Perhaps this can be better explained with an example. Let’s assume that an overwhelming number of traders and investors are bullish the Euro. They think the Euro is going higher. Since people vote with their trades, we can assess through DailyFX (which uses IG Client Sentiment) that the EUR/USD sentiment shows a majority of traders are buyers in the currency pair.
Since we know there is a large pool of traders who have already BOUGHT, then these buyers become a future supply of sellers. We know that because eventually, they are going to want to close out the trade. That makes the EUR to USD vulnerable to a sharp pull back if these buyers turn around and sell to close out there trades.
More astute traders will analyze retail sentiment alongside sentiment at the institutional level. Senior Analyst at DailyFX, Tyler Yell explains how traders can analyze the Commitment of Traders (CoT) report for clues on how the institutional market is positioned and how to implement this analysis into their trading analysis.
Learn more about sentiment trading through DailyFX to provide trading opportunities based on IGCS.
How to apply forex techniques to your trades
Traders can utilize a mix of all three types of forex market analysis. This can be done by:
- Identifying long term trends with the use of fundamental analysis
- Pin-pointing ideal entry points using technical analysis and accompanying indicators
- Making use of client sentiment as the last check box before entering the trade.
Keep reading for in-depth examples of how to analyse forex market trends with the three analysis techniques:
1) Use fundamentals to assist in identifying a long-term trend:
Analyzing a country’s GDP, interest rate and inflation rate provides insight on the strength of that country’s economy and by extension, their currency. For example, if the US begins an interest rate hiking cycle, the US dollar will look attractive. If enough investors/traders buy US dollars this will prop up the value of the USD.
2) Apply sound technical analysis to spot entries into the market:
3) Consider client sentiment:
Traders can analyze client sentiment either by observing the net number of traders long or short, or by trading the difference in net short/long movements.
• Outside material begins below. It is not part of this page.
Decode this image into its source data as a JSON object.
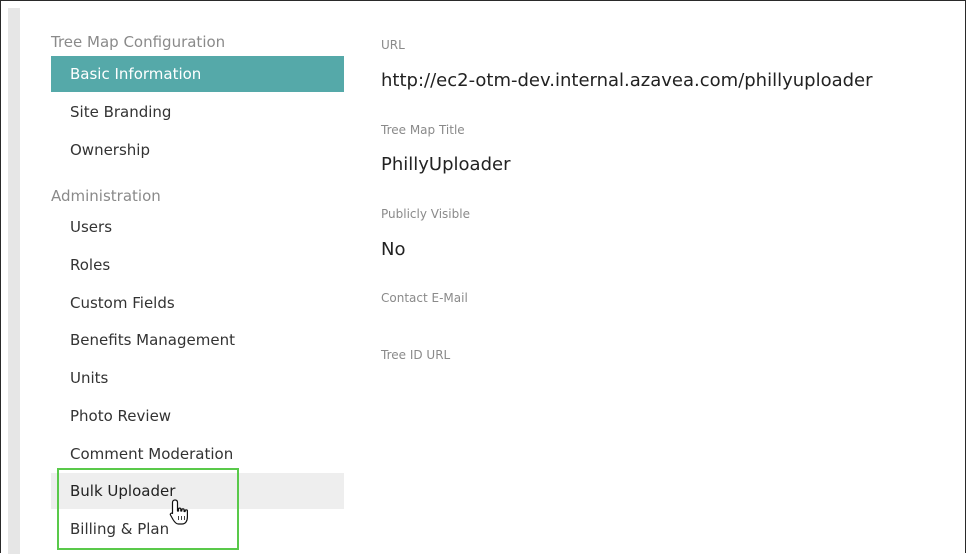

The main takeaway however, is that retail clients tend to trade against prevailing trends therefore, making client sentiment a contrarian indicator.
Further reading to take your forex trading to the next level
- If you are just starting out on your forex trading journey you can learn the basics with our free New to Forex guide.
- We also offer a range of trading guides to supplement your forex knowledge and strategy development.
- Our research team analyzed over 30 million live trades to uncover the Traits of Successful Traders. Incorporate these traits to give yourself an edge in the markets.
DailyFX provides forex news and technical analysis on the trends that influence the global currency markets.